We aren’t limited to these areas; If you have something you want us to raise or feel we should get involved in, let us know. No matter how big or small the issue, we want to hear about it. To help us help you, we run a series of events:

  • Listening to City Carer’s events for unpaid carers across the City to raise concerns, share advice and ask questions. These are held every 3rd Friday of the month.
  • Healthwatch City of London Drop-in Sessions for anyone to join, designed for you to raise any issues you have with the health and social care provided from the City of London, ask questions and to talk to us about any areas of support or help you need. These are held monthly. Once back to normal times, we will take these sessions to venues across the City to ensure all communities are reached.
  • Mental Health focus groups primarily set up to hear from people who have suffered from mental issues as result of the pandemic, but for all of your concerns around mental health and access to services.

But you don’t have to wait for one of our events to speak to us, we are open Tuesdays – Fridays from 09:00 to 17:00. Due to the current pandemic our office is closed, but we are still here for you from our homes. You can reach us via our email info@healthwatchcityoflondon. or via telephone 020 3745 9563.
We have only touched on some of our work but look at our website and see what else we are doing, Sign up for our weekly newsletters, follow us on social media
We would love more people to get involved and support our work so if you are interested please do contact us.

Photo by Bruno Nascimento on Unsplash

Other health & wellbeing news

Jamie Farrell is conducting PhD research on expediting low back pain rehabilitation. The problem effects 80% of adults at some stage during their lives, with reoccurrence 20-45% likely and a lifetime prevalence rate of 60-70%. Notably, static working postures, poorly prescribed physical activity and insufficient torso muscular support produce back pain. Even low levels or short cases of back pain produce subconscious fear avoidance behaviours, causing injurious mechanical compensations, with treatments costing the UK economy in excess of £10 billion annually.

Jamie’s studies span across 5 years, with each year separated individually into two 30-minute sessions. He is looking for study participants with back pain in any capacity, looking to partake in clinical rehabilitation research. He would also be happy to discuss and answer any questions you have on the topic.
Jamie Farrell, MSc, Ph.D Researcher, Clinical Strength Director. Phone: 07710 022 221

Update from Saagar Patel (Dentist) & Hayley Azopardi (dental therapist serving the Barbican community for over 19 years) at Dentistry 100: Bleeding gums linked to Covid-19 complications. Bleeding gums is one of the main signs of gum disease; these areas of infection and inflammation can over time lead to toothache, wobbly and eventually missing teeth. Gum disease is also a leading cause of bad breath, which may become more noticeable when wearing a mask.

In recent years, inflammation in gum disease has been associated with other conditions like diabetes and heart disease. However new research in a leading global journal has shown that gum disease is also linked with worse outcomes in patients with Covid-19; this includes increased risk of admission to intensive care.

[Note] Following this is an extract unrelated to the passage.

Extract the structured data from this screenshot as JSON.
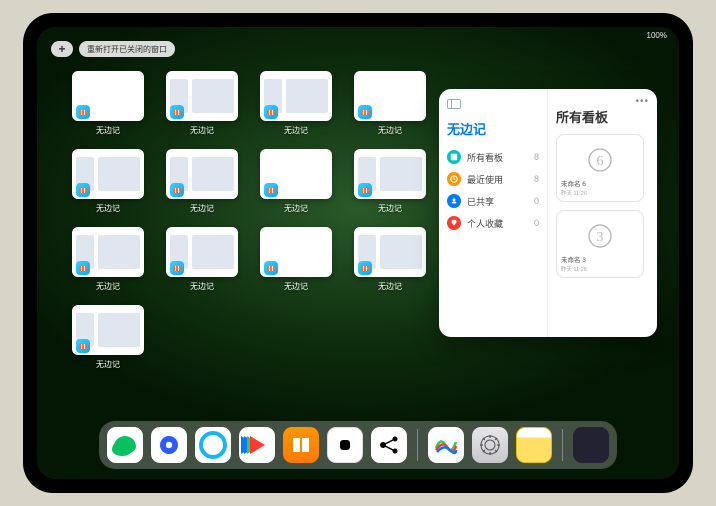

Taking care of your gums is so important for your oral and general health and it’s never too late to improve this! You can check your gum health with your dentist and see a dental hygienist to remove any bacteria from around your teeth. Most importantly, we can make sure your everyday cleaning is keeping your mouth healthy so we can avoid gum disease altogether.
Dentisty100, 64-65 Long Lane, EC1A 9EJ Tel: 0207 638 7100


Health in the City – from the March 2021 issue of Barbican Life magazine.